Certain networks also allow you to tweet using SMS, which is also a decent bypass.

VPNs

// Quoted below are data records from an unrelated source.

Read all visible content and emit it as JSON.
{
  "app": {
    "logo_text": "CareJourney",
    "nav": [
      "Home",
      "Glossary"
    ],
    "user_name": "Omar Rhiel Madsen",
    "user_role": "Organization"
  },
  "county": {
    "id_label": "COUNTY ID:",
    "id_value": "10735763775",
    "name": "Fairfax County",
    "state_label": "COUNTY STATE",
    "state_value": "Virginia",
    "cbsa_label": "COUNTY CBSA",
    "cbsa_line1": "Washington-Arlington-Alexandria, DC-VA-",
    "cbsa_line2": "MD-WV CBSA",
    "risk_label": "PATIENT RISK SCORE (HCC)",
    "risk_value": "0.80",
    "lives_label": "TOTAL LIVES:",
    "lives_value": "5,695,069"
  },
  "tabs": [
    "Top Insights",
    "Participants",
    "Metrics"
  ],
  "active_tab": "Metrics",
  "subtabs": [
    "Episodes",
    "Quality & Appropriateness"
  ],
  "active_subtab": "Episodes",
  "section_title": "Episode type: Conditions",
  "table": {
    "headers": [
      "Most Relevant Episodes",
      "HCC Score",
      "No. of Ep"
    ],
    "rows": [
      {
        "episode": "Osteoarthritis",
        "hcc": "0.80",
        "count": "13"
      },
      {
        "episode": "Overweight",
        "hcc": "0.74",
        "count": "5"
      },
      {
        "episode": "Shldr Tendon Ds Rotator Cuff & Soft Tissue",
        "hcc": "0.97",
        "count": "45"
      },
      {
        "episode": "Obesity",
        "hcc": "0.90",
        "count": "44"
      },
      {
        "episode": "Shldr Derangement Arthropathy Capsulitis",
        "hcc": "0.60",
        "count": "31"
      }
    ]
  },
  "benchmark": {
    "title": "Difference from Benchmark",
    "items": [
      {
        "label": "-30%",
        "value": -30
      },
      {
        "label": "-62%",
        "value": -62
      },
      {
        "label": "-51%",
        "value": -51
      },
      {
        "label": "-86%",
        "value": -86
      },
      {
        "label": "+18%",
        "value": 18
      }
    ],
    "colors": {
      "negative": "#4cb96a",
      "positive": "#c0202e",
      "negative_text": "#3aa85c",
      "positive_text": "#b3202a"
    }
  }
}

Virtual Private Networks (VPNs) are very powerful applications that are used to evade censorship and get access to the internet anonymously. They are used by many people worldwide to get secure tunnel to remote servers on the internet. Countries with restricted internet access actually have the highest downloads of VPN application. VPN applications can work on smartphones, computers and browsers based on the developer. A VPN software may work or not based on your location. Here are my favourite picks.

 

  • SurfEasy: Gives you 13 different regions to choose from including UK, Brazil and Norway. You can SurfEasy VPN to bypass social media restrictions in China, Turkey and more. It works on Mac, PC, iPhone, iPad or Android.
  • TunnelBear: This is my favourite VPN application. You can choose from 20 countries to mask you from your government. You get 500MB free every month and 1GB more when you make a promotion tweet. TunnelBear works on iPhone & iPad, Android, Mac, Windows, and in your browser.
  • UltraSurf: I used this application during my first year in college to bypass torrent restrictions set by the school. It should get you past social media restrictions too. It was developed by Chinese residents so it’s definitely going to work in China. UltraSurf works on Windows.

You can also checkout ZenMate, Hotspot Shield, Ghost VPN. There are 1000s of VPN services worldwide. Make sure you use a good VPN so you don’t get caught. This website shows you the best VPNs around.

 

 

Proxies

 Proxies works like VPNs. As the name suggests, proxies are more of computers located in remote places which allow you to access the internet through them. I find them less secure but are very good proxy services. If you have a friend in another country with unrestricted internet access, you can learn how to use their computer as a proxy. Psiphon, is a powerful open source web proxy that helps you skirt filtering systems. You should check out Proxy Checker and Free Proxy Lists too.

 

Unlike VPNs, proxies can be web-based, which means you can access restricted websites from proxy websites. Proxies can also come in form IPs which you provide to your browser or OS.

 

Browsers 

The most popular anonymous browser is Tor. Tor is browser which prevents people or the government from tracking your location or your browsing activity. When browsing with Tor, all your traffic is routed through the Tor network, where a number of encrypted routes shield you to prevent anyone from telling what you’re doing online. Over 2 million people use the Tor service daily. Some governments are investing millions into cracking down the Tor network, but that’s not going to be successful anytime soon. Tor works on Microsoft Windows, Apple OS X, Linux and Smartphones.

 

If you’re using Google Chrome, Safari, Opera, FireFox or any other browser which supports browser extensions and plugins, you can check the browser’s app store and search the term “VPN”. You’ll find so many VPNs and proxy softwares you can install and use right within your browser.

 

What are your thoughts on internet censorship? Are there any other ways to bypass restricted restricted social media? #keepiton

 

 

Sources:

https://www.accessnow.org/keepiton/

http://www.whoishostingthis.com/blog/2014/07/31/who-blocks-social-media/

https://qz.com/878823/a-guide-to-staying-online-if-the-internet-or-social-media-has-been-blocked-in-your-country/

https://www.surfeasy.com/blog/how-to-use-a-vpn-to-get-around-social-media-blocks/

https://metrics.torproject.org/userstats-relay-country.html

https://www.wired.com/2015/07/proxy-services-totally-unsecure-alternatives/

https://thatoneprivacysite.net/simple-vpn-comparison-chart/

https://qz.com/875729/how-african-governments-blocked-the-internet-to-silence-dissent-in-2016/

http://www.bbc.com/news/world-africa-36570808

http://www.adweek.com/digital/countries-social-media-banned/

http://www.adweek.com/digital/get-around-social-media-bans-infographic/

 

  • Sujith Jayaprakash

    Good one Eyram.. Keep it up

  • Romeo Jeff

    Great article bro. Keep it up. But be careful authorities don’t hunt you down.